▸ **REQUIRED ACTION**:
All that is needed is every record, duplicated exactly.

Data extracted from a collection:
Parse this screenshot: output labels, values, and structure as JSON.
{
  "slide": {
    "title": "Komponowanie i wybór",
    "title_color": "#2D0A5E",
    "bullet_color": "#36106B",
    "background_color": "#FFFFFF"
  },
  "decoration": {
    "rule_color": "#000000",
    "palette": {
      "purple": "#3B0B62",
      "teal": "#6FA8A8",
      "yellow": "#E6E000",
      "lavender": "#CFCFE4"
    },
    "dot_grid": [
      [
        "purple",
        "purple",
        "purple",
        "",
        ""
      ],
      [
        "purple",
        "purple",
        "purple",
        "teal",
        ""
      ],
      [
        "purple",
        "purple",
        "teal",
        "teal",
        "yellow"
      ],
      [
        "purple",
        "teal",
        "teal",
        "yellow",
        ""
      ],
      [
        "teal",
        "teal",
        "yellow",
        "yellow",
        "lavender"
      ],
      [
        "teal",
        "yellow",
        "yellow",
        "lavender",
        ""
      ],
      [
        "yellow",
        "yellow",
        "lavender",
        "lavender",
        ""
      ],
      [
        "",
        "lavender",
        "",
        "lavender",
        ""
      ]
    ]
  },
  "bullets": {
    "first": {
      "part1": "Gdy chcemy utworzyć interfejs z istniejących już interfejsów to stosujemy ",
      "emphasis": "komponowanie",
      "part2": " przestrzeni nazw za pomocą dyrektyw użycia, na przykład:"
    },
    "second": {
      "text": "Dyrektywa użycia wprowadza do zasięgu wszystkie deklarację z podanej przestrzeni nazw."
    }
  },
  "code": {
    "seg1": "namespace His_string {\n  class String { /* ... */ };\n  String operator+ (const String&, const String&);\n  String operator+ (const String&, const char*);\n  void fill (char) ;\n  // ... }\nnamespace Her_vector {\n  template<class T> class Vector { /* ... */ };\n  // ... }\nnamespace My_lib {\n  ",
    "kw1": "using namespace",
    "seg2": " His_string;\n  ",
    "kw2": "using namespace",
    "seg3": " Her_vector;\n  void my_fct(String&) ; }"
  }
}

▸ **FINISHED EXERCISE**:
Parse this screenshot: output labels, values, and structure as JSON.
{
  "slide": {
    "title": "Komponowanie i wybór",
    "title_color": "#2D0A5E",
    "bullet_color": "#36106B",
    "background_color": "#FFFFFF"
  },
  "decoration": {
    "rule_color": "#000000",
    "palette": {
      "purple": "#3B0B62",
      "teal": "#6FA8A8",
      "yellow": "#E6E000",
      "lavender": "#CFCFE4"
    },
    "dot_grid": [
      [
        "purple",
        "purple",
        "purple",
        "",
        ""
      ],
      [
        "purple",
        "purple",
        "purple",
        "teal",
        ""
      ],
      [
        "purple",
        "purple",
        "teal",
        "teal",
        "yellow"
      ],
      [
        "purple",
        "teal",
        "teal",
        "yellow",
        ""
      ],
      [
        "teal",
        "teal",
        "yellow",
        "yellow",
        "lavender"
      ],
      [
        "teal",
        "yellow",
        "yellow",
        "lavender",
        ""
      ],
      [
        "yellow",
        "yellow",
        "lavender",
        "lavender",
        ""
      ],
      [
        "",
        "lavender",
        "",
        "lavender",
        ""
      ]
    ]
  },
  "bullets": {
    "first": {
      "part1": "Gdy chcemy utworzyć interfejs z istniejących już interfejsów to stosujemy ",
      "emphasis": "komponowanie",
      "part2": " przestrzeni nazw za pomocą dyrektyw użycia, na przykład:"
    },
    "second": {
      "text": "Dyrektywa użycia wprowadza do zasięgu wszystkie deklarację z podanej przestrzeni nazw."
    }
  },
  "code": {
    "seg1": "namespace His_string {\n  class String { /* ... */ };\n  String operator+ (const String&, const String&);\n  String operator+ (const String&, const char*);\n  void fill (char) ;\n  // ... }\nnamespace Her_vector {\n  template<class T> class Vector { /* ... */ };\n  // ... }\nnamespace My_lib {\n  ",
    "kw1": "using namespace",
    "seg2": " His_string;\n  ",
    "kw2": "using namespace",
    "seg3": " Her_vector;\n  void my_fct(String&) ; }"
  }
}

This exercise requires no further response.